Tuition Installment Payment: After college students have decided to pursue higher education, they are often met with the reality of its cost.
The excitement of acceptance letters can quickly be overshadowed by the stress of figuring out how to finance tuition fees that seem to climb each year.
The common types of financial aid include scholarships, grants, work-study programs, and traditional student loans. Each comes with its rules, requirements, and, often, future payback obligations.
Tuition installment plans are swiftly becoming the new normal in our world, historically dominated by hefty loans and stringent grant qualifications; still, they are not without challenges.
Despite their growing popularity, many students and families still need to learn how these plans operate and stack up against traditional financial aid options.
This article covers a detailed comparative analysis of tuition installment payment solutions and other financial aid options.
Table of Contents
A Brief Overview of Tuition Installment Plans and Other Financing Options
Tuition Installment Plans:
These plans break down the large lump sum of tuition into smaller, more manageable payments and spread out over a period, typically aligning with the academic term.
Unlike traditional loans, these plans usually come with little to no interest, making them a cost-effective alternative.
They are designed to ease the burden of upfront tuition costs, allowing students to pay as they learn without the long-term debt associated with student loans.
Federal and Private Loans:
Loans are one of the most widely used forms of financial aid. Federal loans, backed by the government, often have lower interest rates and more flexible repayment options than private loans.
Private loans, offered by banks and other financial institutions, can fill the gaps not covered by federal aid but may come at the cost of higher interest rates and more stringent repayment schedules.
Grants and Scholarships:
Grants are need-based aids that do not require repayment, making them highly sought after.
Scholarships are awarded based on various criteria, including academic merit, athletic ability, or other talents and do not need to be repaid.
Both grants and scholarships are considered gift aid and are ideal for students as they directly reduce the cost of education without the burden of repayment.
These programs provide part-time jobs for undergraduate and graduate students with financial need, allowing them to earn money to help pay education expenses. The program encourages community service work and work related to the student’s course of study.

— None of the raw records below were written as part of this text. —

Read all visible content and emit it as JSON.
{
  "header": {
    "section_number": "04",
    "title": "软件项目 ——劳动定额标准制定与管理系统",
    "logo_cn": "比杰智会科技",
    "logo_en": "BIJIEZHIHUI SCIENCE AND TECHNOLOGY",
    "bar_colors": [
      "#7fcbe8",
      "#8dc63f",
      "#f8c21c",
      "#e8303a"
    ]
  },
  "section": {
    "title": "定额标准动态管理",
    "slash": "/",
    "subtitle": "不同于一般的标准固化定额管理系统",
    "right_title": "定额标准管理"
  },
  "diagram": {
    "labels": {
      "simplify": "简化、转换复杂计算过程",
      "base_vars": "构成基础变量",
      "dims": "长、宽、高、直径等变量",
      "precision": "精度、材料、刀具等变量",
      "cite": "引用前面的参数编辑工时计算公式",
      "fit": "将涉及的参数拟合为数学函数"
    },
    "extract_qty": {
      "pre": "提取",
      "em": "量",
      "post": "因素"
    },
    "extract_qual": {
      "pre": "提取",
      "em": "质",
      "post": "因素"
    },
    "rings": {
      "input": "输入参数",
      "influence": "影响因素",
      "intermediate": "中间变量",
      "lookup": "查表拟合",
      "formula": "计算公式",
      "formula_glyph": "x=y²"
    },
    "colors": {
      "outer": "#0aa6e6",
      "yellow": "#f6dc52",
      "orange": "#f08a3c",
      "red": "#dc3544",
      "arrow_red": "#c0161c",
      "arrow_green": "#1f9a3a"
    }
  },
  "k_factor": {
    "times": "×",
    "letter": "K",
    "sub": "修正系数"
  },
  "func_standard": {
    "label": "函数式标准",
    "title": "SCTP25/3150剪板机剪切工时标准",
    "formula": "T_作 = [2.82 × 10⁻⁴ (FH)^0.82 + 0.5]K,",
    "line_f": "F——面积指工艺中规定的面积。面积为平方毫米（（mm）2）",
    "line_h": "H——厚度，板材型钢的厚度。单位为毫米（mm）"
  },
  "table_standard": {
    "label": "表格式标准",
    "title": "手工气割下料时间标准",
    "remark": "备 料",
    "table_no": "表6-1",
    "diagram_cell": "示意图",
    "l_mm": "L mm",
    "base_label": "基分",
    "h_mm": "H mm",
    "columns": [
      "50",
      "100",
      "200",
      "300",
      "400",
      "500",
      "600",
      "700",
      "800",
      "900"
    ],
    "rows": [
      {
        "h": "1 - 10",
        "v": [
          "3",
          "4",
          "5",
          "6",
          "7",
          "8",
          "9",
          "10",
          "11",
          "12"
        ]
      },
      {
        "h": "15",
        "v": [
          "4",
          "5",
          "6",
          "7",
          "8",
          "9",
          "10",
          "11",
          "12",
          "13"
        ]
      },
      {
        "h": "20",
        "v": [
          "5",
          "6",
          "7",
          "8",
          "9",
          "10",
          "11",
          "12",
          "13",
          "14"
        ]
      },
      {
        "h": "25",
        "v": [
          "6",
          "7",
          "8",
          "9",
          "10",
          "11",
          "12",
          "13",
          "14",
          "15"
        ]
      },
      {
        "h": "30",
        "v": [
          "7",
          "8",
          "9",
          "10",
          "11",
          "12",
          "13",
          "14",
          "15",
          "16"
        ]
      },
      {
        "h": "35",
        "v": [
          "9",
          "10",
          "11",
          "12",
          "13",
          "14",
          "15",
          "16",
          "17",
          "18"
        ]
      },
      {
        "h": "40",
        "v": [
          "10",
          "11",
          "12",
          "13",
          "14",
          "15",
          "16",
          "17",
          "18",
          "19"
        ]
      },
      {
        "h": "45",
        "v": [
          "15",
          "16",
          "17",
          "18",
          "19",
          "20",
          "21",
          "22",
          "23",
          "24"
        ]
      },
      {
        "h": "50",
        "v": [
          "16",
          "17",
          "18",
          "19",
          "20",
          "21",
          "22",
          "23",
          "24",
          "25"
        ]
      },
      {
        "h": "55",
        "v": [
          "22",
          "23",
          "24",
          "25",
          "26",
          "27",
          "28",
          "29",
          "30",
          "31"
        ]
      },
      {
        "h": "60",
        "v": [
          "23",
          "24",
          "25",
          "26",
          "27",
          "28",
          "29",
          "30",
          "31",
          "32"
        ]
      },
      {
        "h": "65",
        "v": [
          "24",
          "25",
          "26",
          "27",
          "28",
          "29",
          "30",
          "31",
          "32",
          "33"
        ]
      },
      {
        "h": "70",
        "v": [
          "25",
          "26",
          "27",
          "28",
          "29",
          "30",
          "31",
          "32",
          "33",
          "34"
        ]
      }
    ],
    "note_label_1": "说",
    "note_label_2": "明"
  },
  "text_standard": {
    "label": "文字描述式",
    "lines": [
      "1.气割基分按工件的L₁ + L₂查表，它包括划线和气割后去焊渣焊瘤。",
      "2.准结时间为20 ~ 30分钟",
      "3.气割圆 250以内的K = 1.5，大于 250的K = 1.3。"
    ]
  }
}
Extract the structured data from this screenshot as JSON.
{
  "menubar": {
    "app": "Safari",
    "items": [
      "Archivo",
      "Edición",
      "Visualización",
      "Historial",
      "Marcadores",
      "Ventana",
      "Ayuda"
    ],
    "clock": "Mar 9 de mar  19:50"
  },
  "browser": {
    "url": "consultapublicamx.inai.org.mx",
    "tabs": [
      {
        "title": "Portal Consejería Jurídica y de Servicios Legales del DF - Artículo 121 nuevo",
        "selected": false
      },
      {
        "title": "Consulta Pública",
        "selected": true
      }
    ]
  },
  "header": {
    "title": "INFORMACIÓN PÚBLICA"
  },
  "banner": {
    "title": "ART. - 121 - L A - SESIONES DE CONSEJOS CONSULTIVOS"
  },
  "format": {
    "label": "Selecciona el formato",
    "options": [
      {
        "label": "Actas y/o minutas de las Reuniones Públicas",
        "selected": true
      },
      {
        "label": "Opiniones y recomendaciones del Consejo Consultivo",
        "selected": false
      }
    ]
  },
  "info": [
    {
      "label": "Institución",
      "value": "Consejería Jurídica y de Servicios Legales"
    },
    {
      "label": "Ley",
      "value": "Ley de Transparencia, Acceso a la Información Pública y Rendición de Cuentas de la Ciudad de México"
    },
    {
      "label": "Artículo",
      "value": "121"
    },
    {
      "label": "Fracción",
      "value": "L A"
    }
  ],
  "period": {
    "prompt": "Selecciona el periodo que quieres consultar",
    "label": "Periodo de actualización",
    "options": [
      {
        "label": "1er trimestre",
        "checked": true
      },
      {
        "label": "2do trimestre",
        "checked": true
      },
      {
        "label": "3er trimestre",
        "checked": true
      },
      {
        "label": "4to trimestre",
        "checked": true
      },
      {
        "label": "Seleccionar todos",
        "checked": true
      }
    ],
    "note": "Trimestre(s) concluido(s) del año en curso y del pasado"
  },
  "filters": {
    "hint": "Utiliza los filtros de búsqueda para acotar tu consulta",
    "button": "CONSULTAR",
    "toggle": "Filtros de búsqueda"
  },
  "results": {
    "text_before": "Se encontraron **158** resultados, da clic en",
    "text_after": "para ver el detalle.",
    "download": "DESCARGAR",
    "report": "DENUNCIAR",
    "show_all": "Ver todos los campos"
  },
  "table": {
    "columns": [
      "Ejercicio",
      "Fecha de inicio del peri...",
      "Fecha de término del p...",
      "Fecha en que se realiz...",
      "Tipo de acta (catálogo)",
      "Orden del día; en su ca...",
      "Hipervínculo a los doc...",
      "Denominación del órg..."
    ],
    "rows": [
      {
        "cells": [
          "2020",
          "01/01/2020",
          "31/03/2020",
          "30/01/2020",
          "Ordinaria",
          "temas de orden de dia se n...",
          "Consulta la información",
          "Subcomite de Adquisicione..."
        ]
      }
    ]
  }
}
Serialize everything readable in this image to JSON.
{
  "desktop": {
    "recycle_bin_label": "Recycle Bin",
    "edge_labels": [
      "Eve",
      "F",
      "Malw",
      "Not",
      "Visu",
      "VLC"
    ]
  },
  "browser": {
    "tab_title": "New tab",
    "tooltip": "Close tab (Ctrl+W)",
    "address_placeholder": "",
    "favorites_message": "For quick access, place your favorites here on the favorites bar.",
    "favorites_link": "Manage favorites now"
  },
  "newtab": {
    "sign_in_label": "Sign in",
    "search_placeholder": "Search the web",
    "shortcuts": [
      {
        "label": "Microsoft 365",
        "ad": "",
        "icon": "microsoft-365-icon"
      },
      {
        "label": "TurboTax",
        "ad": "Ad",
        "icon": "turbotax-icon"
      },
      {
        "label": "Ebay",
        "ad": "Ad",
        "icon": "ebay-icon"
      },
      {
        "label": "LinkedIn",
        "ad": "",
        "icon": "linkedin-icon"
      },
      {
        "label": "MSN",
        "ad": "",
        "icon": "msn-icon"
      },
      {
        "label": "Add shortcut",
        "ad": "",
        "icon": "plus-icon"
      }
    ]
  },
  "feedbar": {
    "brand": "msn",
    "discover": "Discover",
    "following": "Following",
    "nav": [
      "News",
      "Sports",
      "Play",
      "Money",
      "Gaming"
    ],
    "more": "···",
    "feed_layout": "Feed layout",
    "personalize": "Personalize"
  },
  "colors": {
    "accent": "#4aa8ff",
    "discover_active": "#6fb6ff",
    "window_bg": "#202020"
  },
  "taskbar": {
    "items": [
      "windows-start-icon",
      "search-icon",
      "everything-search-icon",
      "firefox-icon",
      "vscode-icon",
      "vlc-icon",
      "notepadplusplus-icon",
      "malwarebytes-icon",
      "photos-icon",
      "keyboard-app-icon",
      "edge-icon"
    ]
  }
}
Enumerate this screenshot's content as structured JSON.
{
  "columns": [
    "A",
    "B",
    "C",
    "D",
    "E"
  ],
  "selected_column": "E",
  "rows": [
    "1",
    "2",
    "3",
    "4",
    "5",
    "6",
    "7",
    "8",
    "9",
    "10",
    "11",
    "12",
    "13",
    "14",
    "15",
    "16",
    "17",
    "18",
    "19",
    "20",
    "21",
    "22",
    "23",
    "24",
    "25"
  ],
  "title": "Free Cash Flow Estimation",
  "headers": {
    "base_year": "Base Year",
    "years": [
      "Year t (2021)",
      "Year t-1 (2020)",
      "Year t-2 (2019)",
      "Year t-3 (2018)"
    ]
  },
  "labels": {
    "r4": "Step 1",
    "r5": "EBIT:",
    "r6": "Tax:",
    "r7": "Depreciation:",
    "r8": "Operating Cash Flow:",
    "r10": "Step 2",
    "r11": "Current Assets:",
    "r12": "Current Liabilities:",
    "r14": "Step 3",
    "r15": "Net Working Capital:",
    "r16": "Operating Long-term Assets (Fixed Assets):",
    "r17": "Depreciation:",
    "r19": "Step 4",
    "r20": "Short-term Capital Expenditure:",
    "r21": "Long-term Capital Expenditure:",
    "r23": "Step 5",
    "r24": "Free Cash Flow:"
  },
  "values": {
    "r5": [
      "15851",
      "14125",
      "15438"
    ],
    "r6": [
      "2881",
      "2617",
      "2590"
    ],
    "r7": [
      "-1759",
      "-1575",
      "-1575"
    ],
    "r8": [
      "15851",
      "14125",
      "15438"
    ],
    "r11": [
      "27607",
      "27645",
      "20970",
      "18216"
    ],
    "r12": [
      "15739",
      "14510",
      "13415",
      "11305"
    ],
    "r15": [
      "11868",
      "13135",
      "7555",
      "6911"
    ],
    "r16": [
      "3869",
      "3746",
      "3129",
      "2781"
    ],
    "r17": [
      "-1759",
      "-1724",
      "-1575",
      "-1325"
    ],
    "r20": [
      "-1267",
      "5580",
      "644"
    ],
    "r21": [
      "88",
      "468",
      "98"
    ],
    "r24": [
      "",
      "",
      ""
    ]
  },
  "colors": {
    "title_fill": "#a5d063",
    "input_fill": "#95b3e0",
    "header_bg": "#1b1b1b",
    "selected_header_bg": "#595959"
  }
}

Income Share Deals(ISAs):
A newer alternative, ISAs allow students to finance their education by agreeing to pay a percentage of their future income for a set period after graduation.
This option can be attractive as it aligns the cost of education with the success of the student post-graduation.
What Is the Difference Between Tuition Installment Plan and Other Financing Aid Options?
The table below highlights the key differences between tuition installment plans and other financing aid options:
What Are the Similarities Between Tuition Installment Plans and Other Financing Aid Options?
Tuition installment plans and other financial aid options, despite their differences, share several common objectives and characteristics:
Purpose of Aid
Both tuition installment plans and other financial aid options like loans, grants, and scholarships are designed to help students cover the costs of their education. They aim to make higher education more accessible to a broader range of students.
Benefit to Students
All these options provide a financial benefit to students, either by reducing the upfront cost of education, spreading out payments over time, or providing funds that do not need to be repaid.
Tuition installment plans, like federal loans and some scholarships, often require partnerships between the financial service provider and the educational institution. These partnerships help to integrate the aid with the institution’s billing and enrollment processes.
Impact on Education Access
Each of these options can significantly impact a student’s ability to access higher education. By alleviating the financial burden, they enable students who might otherwise be unable to afford college to attend.
Financial Planning for Students
Tuition installment plans, loans, and income share agreements all require some level of financial planning from students. They must understand the terms and conditions and plan for their current and future financial commitments.
Conclusion: Tuition Installment Payment
As colleges seek to empower their students with various financial aid options, it’s crucial to provide clear, comprehensive information to facilitate informed decisions.
Tuition installment plans are flexible and often more affordable for managing education costs.
For institutions looking to enhance their financial aid offerings and support student success, GratifyPay presents a seamless solution.
How to Get on an Installment Plan for Tuition?
To enroll in an installment plan for tuition, contact your educational institution’s financial aid office or billing department. They will provide details on available plans, requirements, and payment schedules. Typically, you’ll need to submit an application or request form and adhere to specified deadlines for installment payments.
Should I Pay Full Tuition vs. Installment Plan?
The decision between paying full tuition or opting for an installment plan depends on your financial situation and preferences. If you have the means to pay upfront without financial strain, it might save you on potential interest or fees. However, an installment plan offers the flexibility to spread payments over time, making education more accessible for those on a budget.
What is Tuition Installment Plan?
A tuition installment plan is a payment option offered by educational institutions that allows students to pay their tuition and fees in multiple installments rather than as a lump sum. This eases the financial burden on students and their families, providing a more manageable approach to covering the costs of education. Installment plans typically involve regular, scheduled payments throughout the academic term.